These are features and benefits which differentiate your product or service, and they almost always need to be explained or demonstrated for people to realize the additional value offered.
The content marketing component of inbound marketing can help educate both prospects and existing customers on these nuanced benefits. That makes inbound marketing a good fit for products and services that offer multifaceted value.
Forbes Agency Council recently published an insightful article where they point out that more importance, complexity and/or risk involved in a decision, the better fit it is for an inbound marketing approach.
The reasoning is simple:

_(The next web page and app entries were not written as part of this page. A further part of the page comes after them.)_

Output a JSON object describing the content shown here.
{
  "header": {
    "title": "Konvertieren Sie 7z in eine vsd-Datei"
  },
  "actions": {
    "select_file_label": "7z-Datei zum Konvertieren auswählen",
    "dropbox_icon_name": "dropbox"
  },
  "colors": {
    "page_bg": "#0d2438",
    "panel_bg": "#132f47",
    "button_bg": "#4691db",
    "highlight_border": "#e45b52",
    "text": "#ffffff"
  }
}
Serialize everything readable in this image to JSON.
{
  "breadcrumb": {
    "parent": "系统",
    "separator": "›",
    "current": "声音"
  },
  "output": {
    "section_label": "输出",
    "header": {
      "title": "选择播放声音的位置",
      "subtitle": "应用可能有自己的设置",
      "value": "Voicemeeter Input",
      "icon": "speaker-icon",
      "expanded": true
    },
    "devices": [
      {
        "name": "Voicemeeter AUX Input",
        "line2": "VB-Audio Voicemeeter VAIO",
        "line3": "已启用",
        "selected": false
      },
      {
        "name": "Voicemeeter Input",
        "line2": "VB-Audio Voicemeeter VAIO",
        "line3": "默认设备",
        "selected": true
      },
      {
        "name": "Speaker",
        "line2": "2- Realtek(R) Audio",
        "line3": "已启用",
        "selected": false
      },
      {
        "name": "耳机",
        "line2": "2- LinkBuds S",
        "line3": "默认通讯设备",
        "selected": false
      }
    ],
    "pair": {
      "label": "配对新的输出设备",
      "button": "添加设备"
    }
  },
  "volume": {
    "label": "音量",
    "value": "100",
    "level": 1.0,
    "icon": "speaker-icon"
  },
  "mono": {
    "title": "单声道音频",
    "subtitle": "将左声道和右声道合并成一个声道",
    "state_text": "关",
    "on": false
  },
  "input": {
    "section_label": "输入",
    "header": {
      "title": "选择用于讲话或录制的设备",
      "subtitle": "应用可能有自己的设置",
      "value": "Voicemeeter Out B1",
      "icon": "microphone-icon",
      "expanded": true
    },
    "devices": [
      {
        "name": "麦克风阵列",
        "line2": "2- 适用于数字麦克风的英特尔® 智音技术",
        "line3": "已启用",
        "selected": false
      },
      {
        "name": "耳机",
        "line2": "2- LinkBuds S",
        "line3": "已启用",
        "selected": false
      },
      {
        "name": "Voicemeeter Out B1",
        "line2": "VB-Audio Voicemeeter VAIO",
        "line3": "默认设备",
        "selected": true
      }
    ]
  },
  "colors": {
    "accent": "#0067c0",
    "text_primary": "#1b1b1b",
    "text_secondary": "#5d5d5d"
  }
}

- If the problem is more important to the C-suite of a company, decision-makers will have to do their homework to find the best solution and justify the decision they propose
- If a problem is complex, more research will be needed to find the best solution
- If a problem, opportunity, or decision involves risk, then both people and organizations are likely to do more research prior to making a decision
Boiling this all down, the more important, complex, or risky the decision, the more research prospects will do. That makes those elements key candidates for inbound marketing, because prospects will be consuming lots of content, and will be willing to share contact information to download more in-depth content.
Again, not every business is a good fit for inbound marketing. While the characteristics we’ve described above apply to televisions, software, and any number of other products and services, there are some where they simply don’t apply.
Mainly products don’t have a long or considered purchase decision – if you’re selling hot sauce, for example, your marketing should focus on brand and product awareness. People won’t download ebooks on why your hot sauce is great.
If people don’t need to educate themselves on the value and benefits or your product or service, or how it’s better than their competitors’, then it’s probably not a good fit for inbound marketing.
There are also business and cultural circumstances that make inbound marketing a poor choice (at least in the near term):
- If you need overnight results – Inbound marketing generally takes at least four to six months to generate traction. While that’s time well spent, and will provide a return on investment, if you need a huge bump in brand awareness, website traffic, or leads generated tomorrow, inbound marketing is not likely to do that for you.
- If you can’t commit to creating and publishing content on a regular basis, either in-house or through outsourcing – You have to create content to build awareness and drive traffic. You have to create deeper more valuable content to package up as content offers to capture leads. That content needs to be high-quality, SEO optimized, targeted to your buyer personas, and published regularly, several times a month. It takes well-trained staff, or an agency, to do right. If you’re unwilling, or unable, to commit to that, then inbound marketing probably won’t work for you.
It’s a complex question, and very few organizations will fit neatly into any of the buckets detailed in this post. Inbound works great for many brands selling products and services, and also for many non-profits. Start by researching how inbound helps organizations grow, then look at how you currently market and sell your services.
As noted, you might already be using inbound tactics. Examine how your audience engages with you and your competitors. If you spend time educating your audience, or they desire to be educated about what you do, inbound marketing might be worth looking into.